» **Exercise**:
Return the records exactly as they stand, and keep the pictures out of the copy.
######
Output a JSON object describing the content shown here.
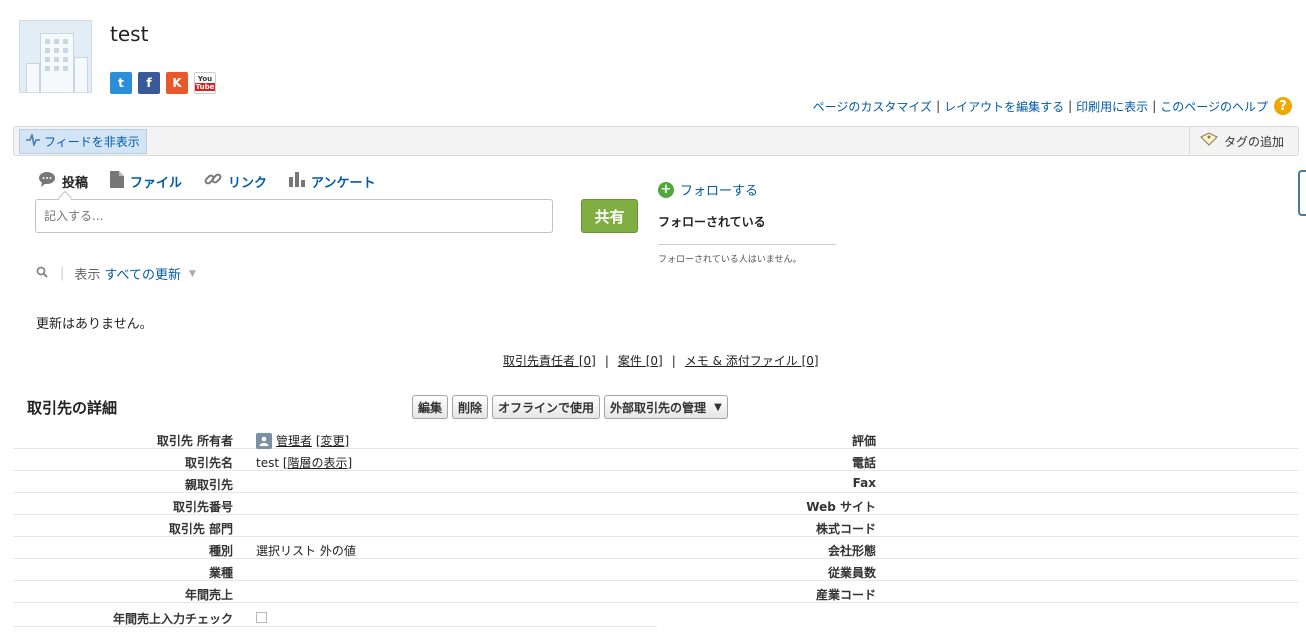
{
  "header": {
    "title": "test",
    "social": [
      {
        "name": "twitter",
        "label": "t"
      },
      {
        "name": "facebook",
        "label": "f"
      },
      {
        "name": "klout",
        "label": "K"
      },
      {
        "name": "youtube",
        "label_top": "You",
        "label_bottom": "Tube"
      }
    ]
  },
  "help_links": {
    "customize": "ページのカスタマイズ",
    "edit_layout": "レイアウトを編集する",
    "printable": "印刷用に表示",
    "help": "このページのヘルプ",
    "help_icon_glyph": "?"
  },
  "toolbar": {
    "hide_feed": "フィードを非表示",
    "add_tags": "タグの追加"
  },
  "publisher": {
    "tabs": [
      {
        "label": "投稿",
        "icon": "speech-bubble-icon"
      },
      {
        "label": "ファイル",
        "icon": "document-icon"
      },
      {
        "label": "リンク",
        "icon": "link-icon"
      },
      {
        "label": "アンケート",
        "icon": "bar-chart-icon"
      }
    ],
    "placeholder": "記入する...",
    "share": "共有"
  },
  "feed": {
    "filter_prefix": "表示",
    "filter_value": "すべての更新",
    "empty": "更新はありません。"
  },
  "follow": {
    "follow_link": "フォローする",
    "followers_heading": "フォローされている",
    "no_followers": "フォローされている人はいません。"
  },
  "related_links": [
    {
      "label": "取引先責任者",
      "count": "[0]"
    },
    {
      "label": "案件",
      "count": "[0]"
    },
    {
      "label": "メモ & 添付ファイル",
      "count": "[0]"
    }
  ],
  "detail": {
    "title": "取引先の詳細",
    "buttons": {
      "edit": "編集",
      "delete": "削除",
      "offline": "オフラインで使用",
      "external": "外部取引先の管理"
    },
    "rows": [
      {
        "label": "取引先 所有者",
        "value": "管理者",
        "link": "[変更]",
        "right_label": "評価"
      },
      {
        "label": "取引先名",
        "value": "test",
        "link": "[階層の表示]",
        "right_label": "電話"
      },
      {
        "label": "親取引先",
        "value": "",
        "right_label": "Fax"
      },
      {
        "label": "取引先番号",
        "value": "",
        "right_label": "Web サイト"
      },
      {
        "label": "取引先 部門",
        "value": "",
        "right_label": "株式コード"
      },
      {
        "label": "種別",
        "value": "選択リスト 外の値",
        "right_label": "会社形態"
      },
      {
        "label": "業種",
        "value": "",
        "right_label": "従業員数"
      },
      {
        "label": "年間売上",
        "value": "",
        "right_label": "産業コード"
      },
      {
        "label": "年間売上入力チェック",
        "value": ""
      }
    ]
  }
}
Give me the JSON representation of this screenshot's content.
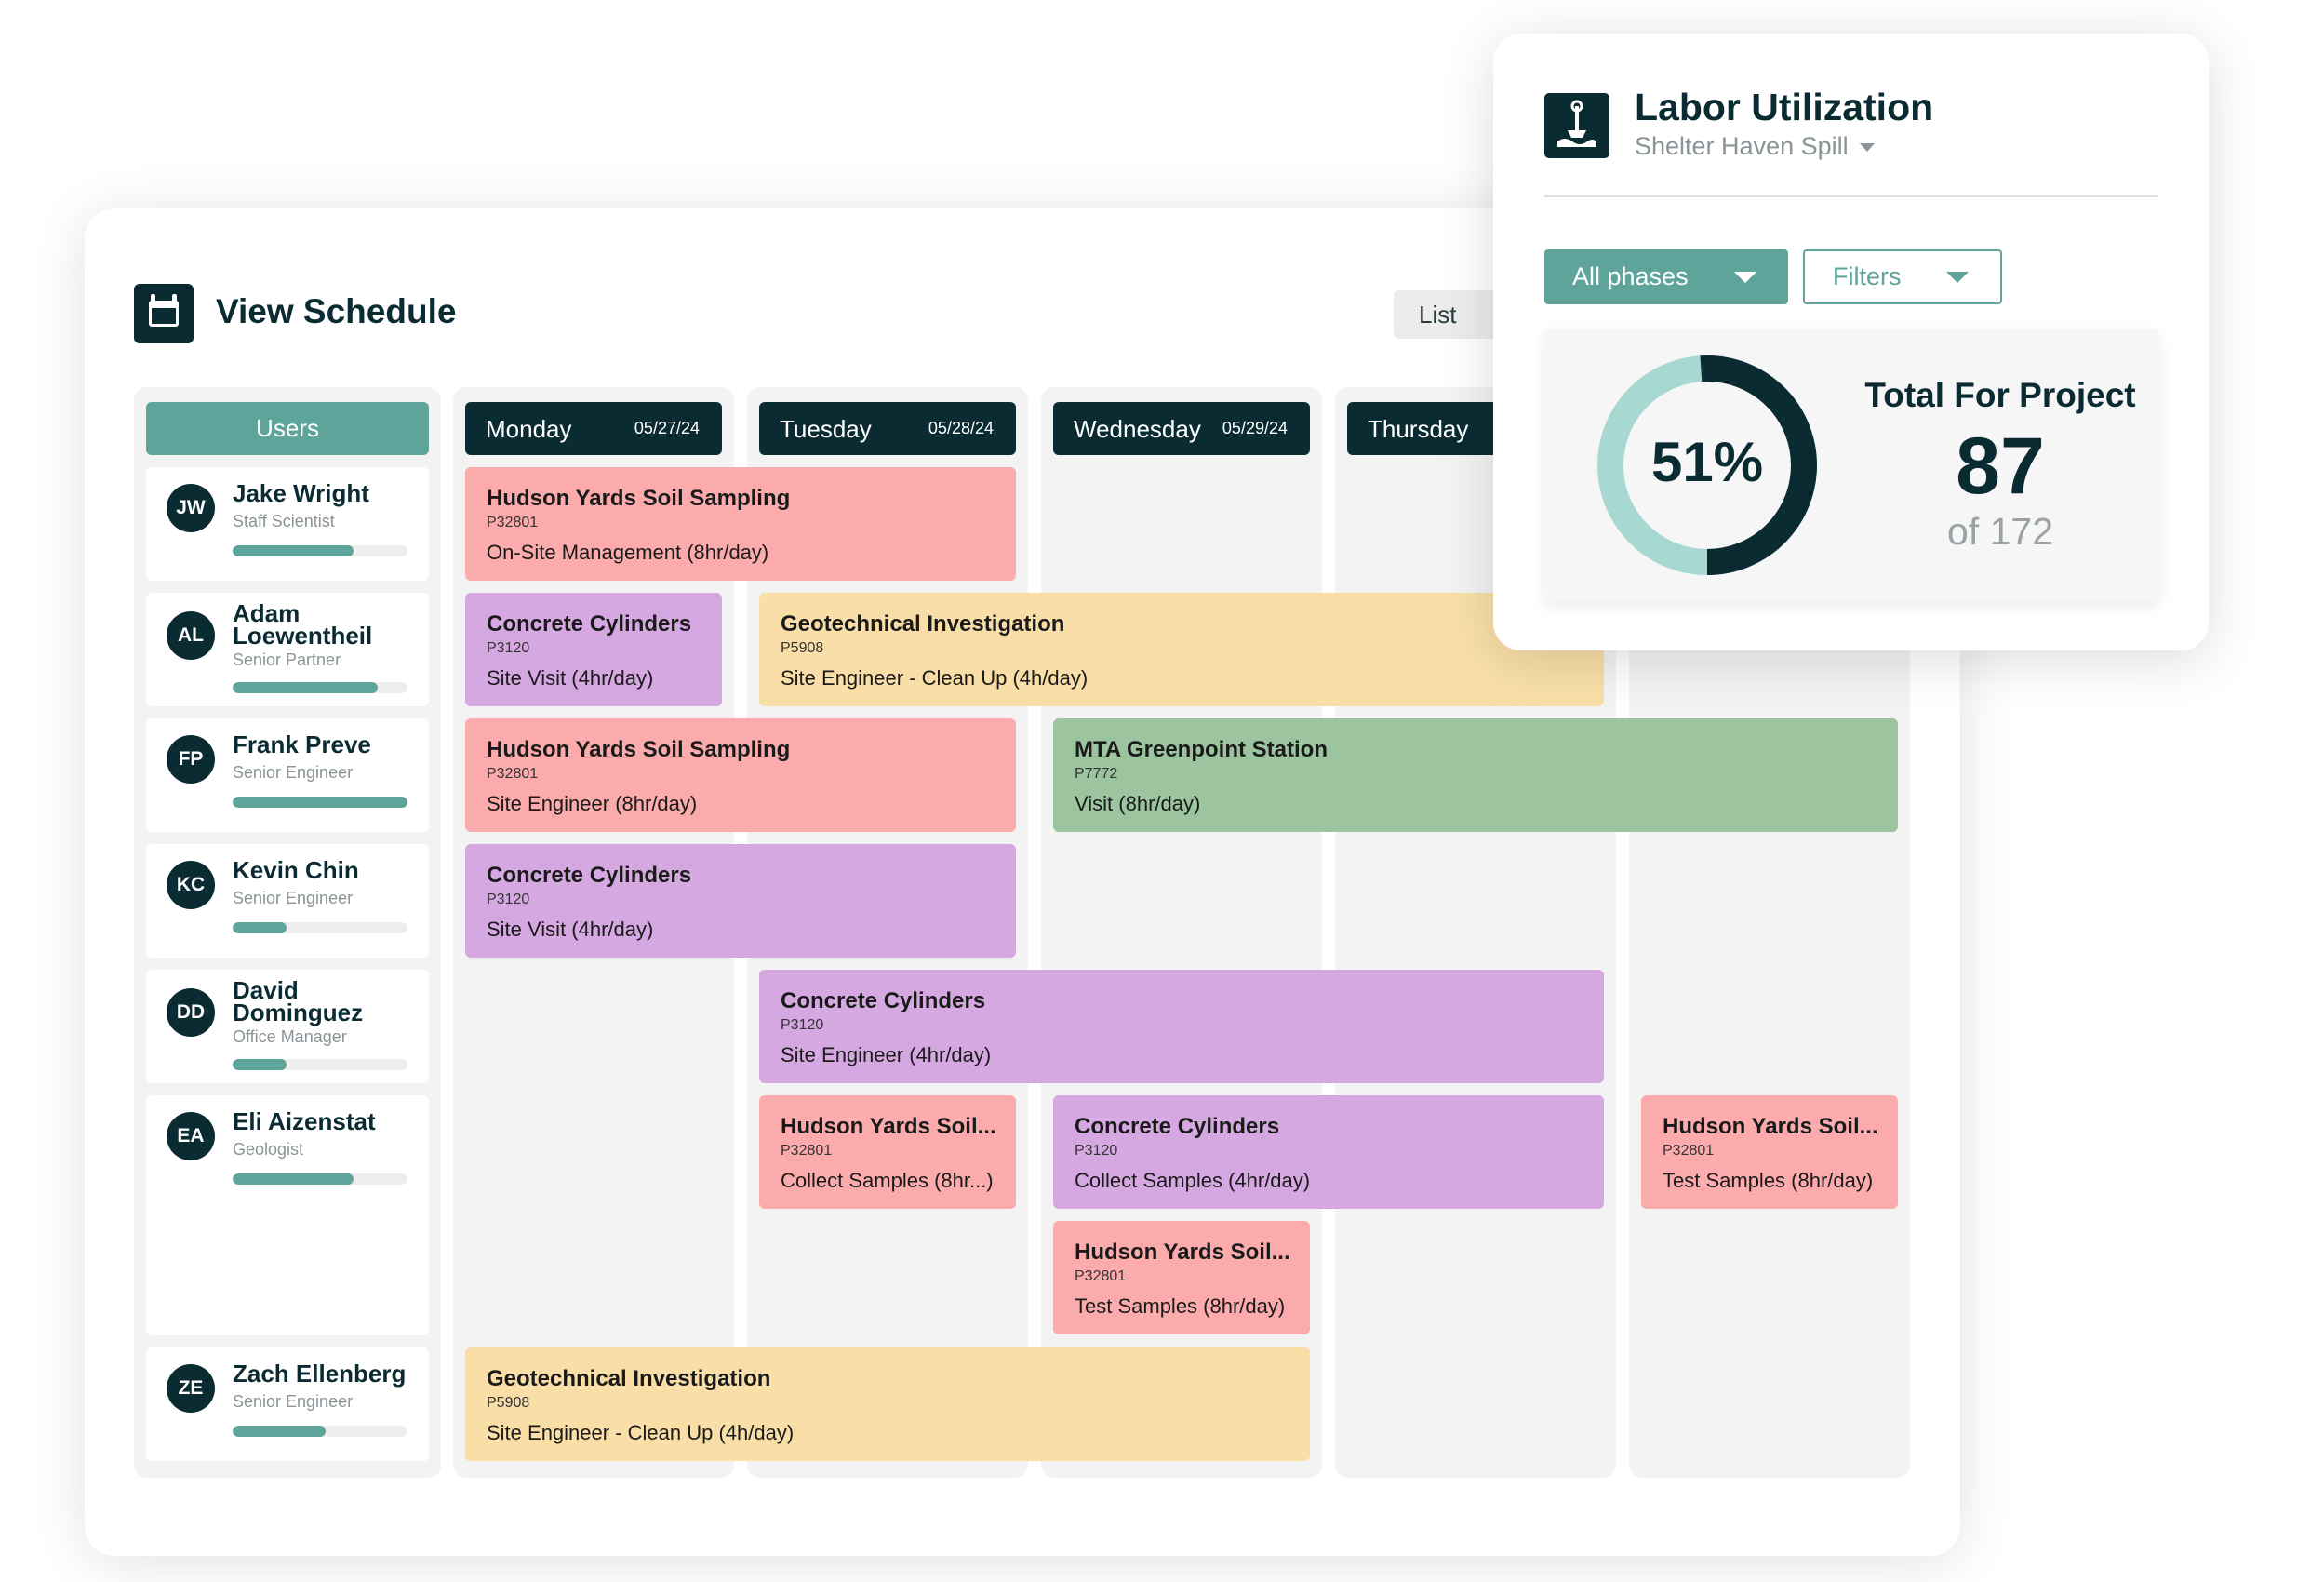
{
  "schedule": {
    "title": "View Schedule",
    "list_label": "List",
    "users_header": "Users",
    "days": [
      {
        "name": "Monday",
        "date": "05/27/24"
      },
      {
        "name": "Tuesday",
        "date": "05/28/24"
      },
      {
        "name": "Wednesday",
        "date": "05/29/24"
      },
      {
        "name": "Thursday",
        "date": ""
      }
    ],
    "users": [
      {
        "initials": "JW",
        "name": "Jake Wright",
        "role": "Staff Scientist",
        "utilization": 0.69
      },
      {
        "initials": "AL",
        "name": "Adam Loewentheil",
        "role": "Senior Partner",
        "utilization": 0.83
      },
      {
        "initials": "FP",
        "name": "Frank Preve",
        "role": "Senior Engineer",
        "utilization": 1.0
      },
      {
        "initials": "KC",
        "name": "Kevin Chin",
        "role": "Senior Engineer",
        "utilization": 0.31
      },
      {
        "initials": "DD",
        "name": "David Dominguez",
        "role": "Office Manager",
        "utilization": 0.31
      },
      {
        "initials": "EA",
        "name": "Eli Aizenstat",
        "role": "Geologist",
        "utilization": 0.69
      },
      {
        "initials": "ZE",
        "name": "Zach Ellenberg",
        "role": "Senior Engineer",
        "utilization": 0.53
      }
    ],
    "events": [
      {
        "title": "Hudson Yards Soil Sampling",
        "code": "P32801",
        "desc": "On-Site Management (8hr/day)"
      },
      {
        "title": "Concrete Cylinders",
        "code": "P3120",
        "desc": "Site Visit (4hr/day)"
      },
      {
        "title": "Geotechnical Investigation",
        "code": "P5908",
        "desc": "Site Engineer - Clean Up (4h/day)"
      },
      {
        "title": "Hudson Yards Soil Sampling",
        "code": "P32801",
        "desc": "Site Engineer (8hr/day)"
      },
      {
        "title": "MTA Greenpoint Station",
        "code": "P7772",
        "desc": "Visit (8hr/day)"
      },
      {
        "title": "Concrete Cylinders",
        "code": "P3120",
        "desc": "Site Visit (4hr/day)"
      },
      {
        "title": "Concrete Cylinders",
        "code": "P3120",
        "desc": "Site Engineer (4hr/day)"
      },
      {
        "title": "Hudson Yards Soil...",
        "code": "P32801",
        "desc": "Collect Samples (8hr...)"
      },
      {
        "title": "Concrete Cylinders",
        "code": "P3120",
        "desc": "Collect Samples (4hr/day)"
      },
      {
        "title": "Hudson Yards Soil...",
        "code": "P32801",
        "desc": "Test Samples (8hr/day)"
      },
      {
        "title": "Hudson Yards Soil...",
        "code": "P32801",
        "desc": "Test Samples (8hr/day)"
      },
      {
        "title": "Geotechnical Investigation",
        "code": "P5908",
        "desc": "Site Engineer - Clean Up (4h/day)"
      }
    ]
  },
  "labor": {
    "title": "Labor Utilization",
    "project": "Shelter Haven Spill",
    "phases_label": "All phases",
    "filters_label": "Filters",
    "percent_label": "51%",
    "percent": 0.51,
    "total_label": "Total For Project",
    "total_value": "87",
    "total_of": "of 172"
  },
  "colors": {
    "navy": "#0b2b33",
    "teal": "#5fa49a",
    "teal_light": "#a8d8d2",
    "event_pink": "#fbabab",
    "event_purple": "#d6a8e2",
    "event_yellow": "#f9dfa7",
    "event_green": "#9cc49e"
  }
}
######
» **Answer to this exercise**:
Output a JSON object describing the content shown here.
{
  "header": {
    "title": "test",
    "social": [
      {
        "name": "twitter",
        "label": "t"
      },
      {
        "name": "facebook",
        "label": "f"
      },
      {
        "name": "klout",
        "label": "K"
      },
      {
        "name": "youtube",
        "label_top": "You",
        "label_bottom": "Tube"
      }
    ]
  },
  "help_links": {
    "customize": "ページのカスタマイズ",
    "edit_layout": "レイアウトを編集する",
    "printable": "印刷用に表示",
    "help": "このページのヘルプ",
    "help_icon_glyph": "?"
  },
  "toolbar": {
    "hide_feed": "フィードを非表示",
    "add_tags": "タグの追加"
  },
  "publisher": {
    "tabs": [
      {
        "label": "投稿",
        "icon": "speech-bubble-icon"
      },
      {
        "label": "ファイル",
        "icon": "document-icon"
      },
      {
        "label": "リンク",
        "icon": "link-icon"
      },
      {
        "label": "アンケート",
        "icon": "bar-chart-icon"
      }
    ],
    "placeholder": "記入する...",
    "share": "共有"
  },
  "feed": {
    "filter_prefix": "表示",
    "filter_value": "すべての更新",
    "empty": "更新はありません。"
  },
  "follow": {
    "follow_link": "フォローする",
    "followers_heading": "フォローされている",
    "no_followers": "フォローされている人はいません。"
  },
  "related_links": [
    {
      "label": "取引先責任者",
      "count": "[0]"
    },
    {
      "label": "案件",
      "count": "[0]"
    },
    {
      "label": "メモ & 添付ファイル",
      "count": "[0]"
    }
  ],
  "detail": {
    "title": "取引先の詳細",
    "buttons": {
      "edit": "編集",
      "delete": "削除",
      "offline": "オフラインで使用",
      "external": "外部取引先の管理"
    },
    "rows": [
      {
        "label": "取引先 所有者",
        "value": "管理者",
        "link": "[変更]",
        "right_label": "評価"
      },
      {
        "label": "取引先名",
        "value": "test",
        "link": "[階層の表示]",
        "right_label": "電話"
      },
      {
        "label": "親取引先",
        "value": "",
        "right_label": "Fax"
      },
      {
        "label": "取引先番号",
        "value": "",
        "right_label": "Web サイト"
      },
      {
        "label": "取引先 部門",
        "value": "",
        "right_label": "株式コード"
      },
      {
        "label": "種別",
        "value": "選択リスト 外の値",
        "right_label": "会社形態"
      },
      {
        "label": "業種",
        "value": "",
        "right_label": "従業員数"
      },
      {
        "label": "年間売上",
        "value": "",
        "right_label": "産業コード"
      },
      {
        "label": "年間売上入力チェック",
        "value": ""
      }
    ]
  }
}
Give me the JSON representation of this screenshot's content.
{
  "schedule": {
    "title": "View Schedule",
    "list_label": "List",
    "users_header": "Users",
    "days": [
      {
        "name": "Monday",
        "date": "05/27/24"
      },
      {
        "name": "Tuesday",
        "date": "05/28/24"
      },
      {
        "name": "Wednesday",
        "date": "05/29/24"
      },
      {
        "name": "Thursday",
        "date": ""
      }
    ],
    "users": [
      {
        "initials": "JW",
        "name": "Jake Wright",
        "role": "Staff Scientist",
        "utilization": 0.69
      },
      {
        "initials": "AL",
        "name": "Adam Loewentheil",
        "role": "Senior Partner",
        "utilization": 0.83
      },
      {
        "initials": "FP",
        "name": "Frank Preve",
        "role": "Senior Engineer",
        "utilization": 1.0
      },
      {
        "initials": "KC",
        "name": "Kevin Chin",
        "role": "Senior Engineer",
        "utilization": 0.31
      },
      {
        "initials": "DD",
        "name": "David Dominguez",
        "role": "Office Manager",
        "utilization": 0.31
      },
      {
        "initials": "EA",
        "name": "Eli Aizenstat",
        "role": "Geologist",
        "utilization": 0.69
      },
      {
        "initials": "ZE",
        "name": "Zach Ellenberg",
        "role": "Senior Engineer",
        "utilization": 0.53
      }
    ],
    "events": [
      {
        "title": "Hudson Yards Soil Sampling",
        "code": "P32801",
        "desc": "On-Site Management (8hr/day)"
      },
      {
        "title": "Concrete Cylinders",
        "code": "P3120",
        "desc": "Site Visit (4hr/day)"
      },
      {
        "title": "Geotechnical Investigation",
        "code": "P5908",
        "desc": "Site Engineer - Clean Up (4h/day)"
      },
      {
        "title": "Hudson Yards Soil Sampling",
        "code": "P32801",
        "desc": "Site Engineer (8hr/day)"
      },
      {
        "title": "MTA Greenpoint Station",
        "code": "P7772",
        "desc": "Visit (8hr/day)"
      },
      {
        "title": "Concrete Cylinders",
        "code": "P3120",
        "desc": "Site Visit (4hr/day)"
      },
      {
        "title": "Concrete Cylinders",
        "code": "P3120",
        "desc": "Site Engineer (4hr/day)"
      },
      {
        "title": "Hudson Yards Soil...",
        "code": "P32801",
        "desc": "Collect Samples (8hr...)"
      },
      {
        "title": "Concrete Cylinders",
        "code": "P3120",
        "desc": "Collect Samples (4hr/day)"
      },
      {
        "title": "Hudson Yards Soil...",
        "code": "P32801",
        "desc": "Test Samples (8hr/day)"
      },
      {
        "title": "Hudson Yards Soil...",
        "code": "P32801",
        "desc": "Test Samples (8hr/day)"
      },
      {
        "title": "Geotechnical Investigation",
        "code": "P5908",
        "desc": "Site Engineer - Clean Up (4h/day)"
      }
    ]
  },
  "labor": {
    "title": "Labor Utilization",
    "project": "Shelter Haven Spill",
    "phases_label": "All phases",
    "filters_label": "Filters",
    "percent_label": "51%",
    "percent": 0.51,
    "total_label": "Total For Project",
    "total_value": "87",
    "total_of": "of 172"
  },
  "colors": {
    "navy": "#0b2b33",
    "teal": "#5fa49a",
    "teal_light": "#a8d8d2",
    "event_pink": "#fbabab",
    "event_purple": "#d6a8e2",
    "event_yellow": "#f9dfa7",
    "event_green": "#9cc49e"
  }
}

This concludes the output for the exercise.